    • It definitely works (I’m using it on my PSDs page) so make sure you really included *everything* – correct HTML, CSS and JavaScript (don’t forget jQuery too).

      • joe

        how do you include the jquery? :o

        • Easiest way would be adding in the head- section. This is the version hosted by Google, so you don’t need to download anything. I’m using this myself.

  • Sunny

    Why my picture opens in the same window but on a blank page? I have to click back button on the browser to go back to my website.

    • Sounds like the JavaScript is not working. Can you go over to my test page and see if it works there?

    • Vaibhav Parikh

      Hi sunny ,Did you find the solution…?

      I am facing the same issue

  • cs

    Thanks…….working gr8

  • Thomas


  • This works on Windows 7 but when I tried it today on a PC running XP as its operating system, the flash player plays above the image when enlarged, I used the latest version of Google Chrome on both, I think it could be the flash player version though. Could you modify the code so it pauses any flash animations when enlarged?

    • Sorry I’m not familiar with Flash. I guess you could try and set the z-index of the image to an arbitrary high number but I’m not sure if it’s able to override embedded Flash content.

  • Is there one to enlarge it onspot?

    • You can of course always try traditional lightbox solutions such as fancyBox, which is linked at the top of the article.

  • Ava Burnham

    This isn’t quite working for me and I’m not sure why. What is the child element?

    Also one example of an image I include is:

    Is that wrong? Should I not have the width and height set in this way in order for your code to work? Or am I just somehow missing the child element?


    • Replace width with max-width and use height: auto and it should work.

      This solution is really intended for scenarios where the width is restricted by an outer element, such as a div, though, so usually you’d simply use max-width: 100% on the image and it will automatically grow to the maximum width as allowed by the outer element. Here’s a simple example

      • kkgfhgh


  • Megan O

    This isn’t working for me either. Like the comment from years ago, clicking the image opens it on a blank page in the same window (I’m a newbie but I think this means the default override in JS isn’t working).. I’ve checked everything, my j query is properly linked. I even tried using the j query link posted below (version 1.7.2) and the newest version. I’m positive my HTML and CSS are correct.

    Is there a reason why this wouldn’t work before making the page live in FTP? Don’t see why that would be the case, but I’ve exhausted my options.

    I’ve changed nothing from this code, except of course the img src

    • Matt

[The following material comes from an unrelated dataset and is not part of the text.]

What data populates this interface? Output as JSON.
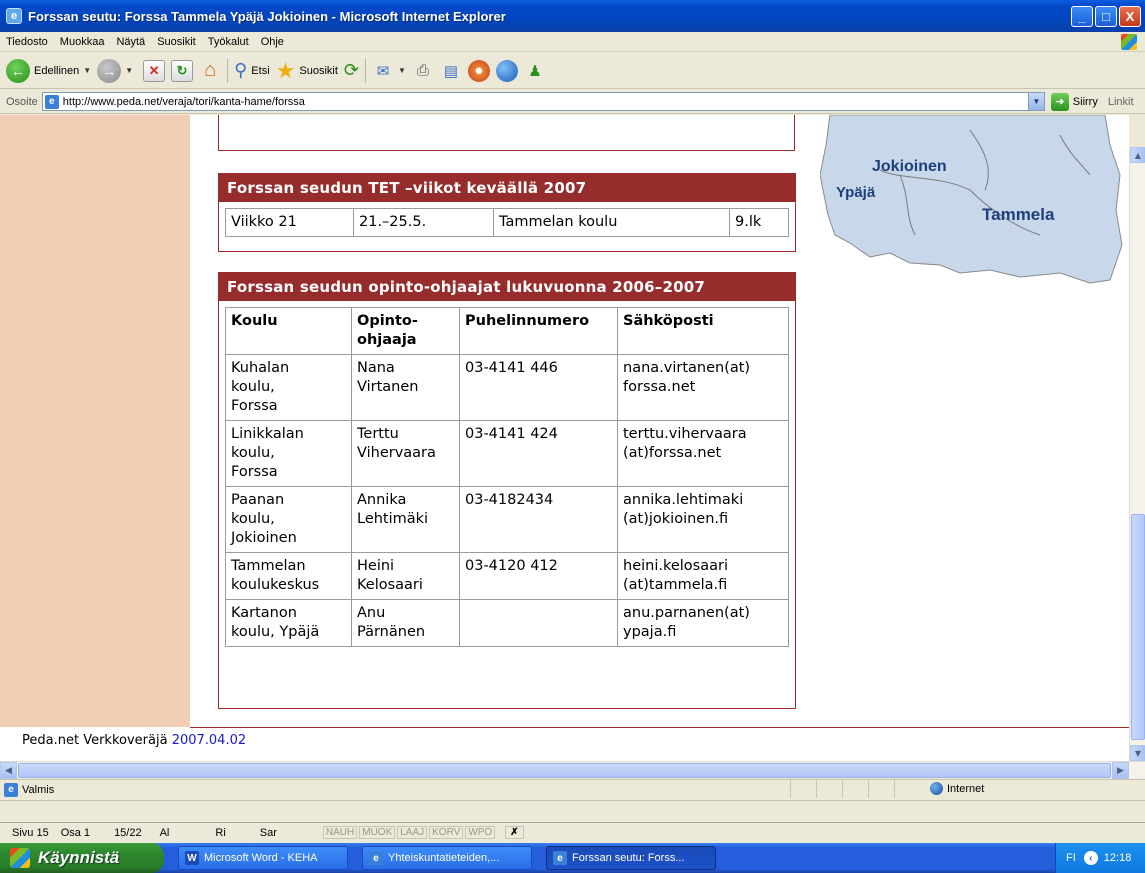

      I figured out the problem. He stated above to put the javascript in the section. I got the same problem you did doing that, but when I moved it into the it worked like a charm! Thanks for the neat script Livven!

  • Guest

    Wouldn’t it be much easier to just use the image itself as the link and just remove the first class and add the new one.

    var className = $(this).attr(‘class’);
    if (className==’image’) {
    } else {

  • Chris Ryan

    Wouldn’t it be much easier to just use the image itself as the link, and when clicking the link toggle the class.


  • Reseda Mickey

    is it possible for the original image size to be set by the page’s html?
    I want any image, no matter what size it has been set by the html on the page, to expand to the image file’s 100% size when clicked.

    (ps it is useful that I currently can PREVENT every image on the page from reacting by simply designating a width = 20%px or whatever width I want.)

    img {
    height: auto;

    img.expanded {
    max-width: 100%;

  • Ian

    Thanks man, best solution I found